Divina co-authored the internationally celebrated cookbook, Foods of the Americas: Native Recipes and Traditions (Ten Speed Pr., 2004), produced in association with the Smithsonian Institution, which received the James Beard Foundation Award for Excellence. Divina was nominated for the 2000 Slow Food Award for his work to advance and include the indigenous foods and cuisines of the Americas. Divina practices his craft, forages for food and plants his seed among the alluvial soils and forests of the Cascadia Region.

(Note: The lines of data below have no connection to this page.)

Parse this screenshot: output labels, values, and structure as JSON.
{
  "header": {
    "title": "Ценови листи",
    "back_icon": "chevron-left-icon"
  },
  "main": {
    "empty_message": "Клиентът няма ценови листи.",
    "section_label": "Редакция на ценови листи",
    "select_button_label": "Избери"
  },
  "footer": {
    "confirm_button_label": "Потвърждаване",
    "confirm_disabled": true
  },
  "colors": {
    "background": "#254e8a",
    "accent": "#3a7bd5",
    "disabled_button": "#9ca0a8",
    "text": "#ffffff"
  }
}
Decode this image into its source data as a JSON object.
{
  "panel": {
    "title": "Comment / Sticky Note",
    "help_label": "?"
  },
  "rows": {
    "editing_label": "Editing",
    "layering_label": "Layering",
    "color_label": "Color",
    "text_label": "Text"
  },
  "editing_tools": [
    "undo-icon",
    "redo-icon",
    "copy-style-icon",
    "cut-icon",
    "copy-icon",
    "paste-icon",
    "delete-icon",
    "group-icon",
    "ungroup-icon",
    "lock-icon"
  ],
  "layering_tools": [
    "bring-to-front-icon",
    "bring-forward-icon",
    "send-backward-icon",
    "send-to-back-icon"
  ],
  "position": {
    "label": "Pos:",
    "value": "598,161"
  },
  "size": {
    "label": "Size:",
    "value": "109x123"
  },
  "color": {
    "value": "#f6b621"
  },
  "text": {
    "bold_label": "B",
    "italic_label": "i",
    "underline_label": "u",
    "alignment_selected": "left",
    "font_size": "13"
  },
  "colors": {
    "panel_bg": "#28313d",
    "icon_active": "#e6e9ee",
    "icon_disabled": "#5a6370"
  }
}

Phil Jones is a seasoned chef and activist. He is known and well-respected across the country, and through Slow Food has been making connections with chefs in Africa and throughout the African diaspora. Phil is committed to the transformation of community through food — mentoring young black men in the food world; working with local growers creating phenomenal dishes with what they have grown (and growing himself); curating events in the ‘hood that rival any high-end downtown restaurant; partnering with some of everybody to do food rescue and distribution; always sharing rarely lifted history of a food item or dish, especially if it has African or roots throughout the diaspora; and speaking truth to power with regard to racism, classism, and justice. He recently launched Farmacy Food to bring attention to the healing power of food to address so many of the health issues facing our community-particularly black communities. He does all of this to uplift community, and give attention to the important work happening in community — never for personal accolades or gain. Photo by Cybelle Codish.
Kären Jurgensen is the lead Chef Instructor and founder of sustainability curriculum at Seattle Culinary Academy, where she received the “Lifetime Learner Award” in 2018. Kären has been a member of Slow Food since 1997, sits on the board of The Good Meat Project, is the Global Initiatives chair for Les Dames de Escoffier, and a member of numerous professional organizations.
Kären was the founding president of the Seattle chapter of Chefs Collaborative, and honored with their National Sustainer Award in 2012. Alice Water’s Edible Schoolyard Project named her an “edible education hero” in October 2012.
Summers find Kären at Quillisascut Cheese Company’s Farm School teaching farm to table immersion courses and philosophy to professional chefs, culinary students and agricultural professionals. She is the co-author of Rethinking the Kitchen: the sustainable kitchen handbook and Chefs on the Farm cookbook.
Chef Jay Lippin’s background includes tenures as Executive Chef at The Odeon and Café Luxembourg in New York City, Executive Chef at Crabtree’s Kittle House Restaurant in Chappaqua, NY, and most recently as Executive Chef at Baron’s Cove in Sag Harbor, NY. He was also a winner of the TV show “Chopped” and WFAN’s “Tailgating Essentials & Barbecue Contest.” Jay is a member of the Slow Food East End board of directors and a tireless advocate for local food and producers. As East End Food Institute’s Chef in Residence, Jay is certified as a Food Manager and has completed Better Process Control School coursework for production of shelf stable goods. Photo from East End Food Institute.